The following article is about a small trick I learned on the internet. It concerns with how we can hide an image within another image. This will be done with just the standard UNIX utilities (no crazy steganography).
Albeit other ways exist, a simple method to achieve this is to simply append the main image to another one. All this time, we’ve been using the
cat command to view contents of a file. However, it was originally intended to be used to concatenate two files together. Most of the time, these files will be text-only but it behaves no different for binaries.
Let’s say I have the following two images:
One is an image of the Linux® mascot, tux:
Whereas the other one’s Beastie, the (Free)BSD® mascot.
I wish to hide little beastie inside the penguin. Here’s how to do that.
Let’s first take note of the size our beastie occupies.
Now we can proceed in two ways.
Either concatenate the two images together and redirect the output to a new file, say
Or we can simply
cat out the contents of
beastie.png and append the output to
In both cases, we can still view the image and we only see the penguin even though beastie is hiding inside.
Now that the storm is over, we can tell little beastie it’s okay and call him out. How would we do that?
Let’s bring back the size we recorded earlier. Our beastie image is
51873 bytes after the tux image data. So, we can just use
tail to extract the last
51873 bytes from the file containing the embedded image. Here, I use
tail and give it the
-c flag after which we can specify the number of characters to output from the end followed with a file as arguments. I will redirect the output to a different file called
beastie_back.png. Once again let’s do it for both the methods. But this time I will do show it in a single screenshot.

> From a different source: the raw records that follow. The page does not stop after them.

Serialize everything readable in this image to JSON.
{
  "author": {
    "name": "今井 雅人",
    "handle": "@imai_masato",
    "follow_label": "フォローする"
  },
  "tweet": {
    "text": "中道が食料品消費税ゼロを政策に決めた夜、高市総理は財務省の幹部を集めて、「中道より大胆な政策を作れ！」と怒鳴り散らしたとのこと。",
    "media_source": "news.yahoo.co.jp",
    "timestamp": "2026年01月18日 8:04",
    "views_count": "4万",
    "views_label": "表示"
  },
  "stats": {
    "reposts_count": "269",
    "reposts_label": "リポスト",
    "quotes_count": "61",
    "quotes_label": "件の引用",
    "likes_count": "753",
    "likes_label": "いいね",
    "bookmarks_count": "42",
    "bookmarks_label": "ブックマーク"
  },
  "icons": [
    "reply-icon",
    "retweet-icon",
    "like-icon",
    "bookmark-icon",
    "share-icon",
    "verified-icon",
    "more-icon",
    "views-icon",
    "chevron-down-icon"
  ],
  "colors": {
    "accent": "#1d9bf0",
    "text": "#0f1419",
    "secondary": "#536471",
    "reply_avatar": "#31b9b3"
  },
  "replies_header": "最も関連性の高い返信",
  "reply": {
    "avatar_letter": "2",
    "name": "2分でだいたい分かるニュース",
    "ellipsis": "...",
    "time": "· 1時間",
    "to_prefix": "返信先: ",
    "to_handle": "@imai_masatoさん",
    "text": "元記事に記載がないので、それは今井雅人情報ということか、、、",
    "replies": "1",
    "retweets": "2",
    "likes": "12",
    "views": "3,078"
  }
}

Additionally, we can use exiftool to embed the required size within the metadata of our images.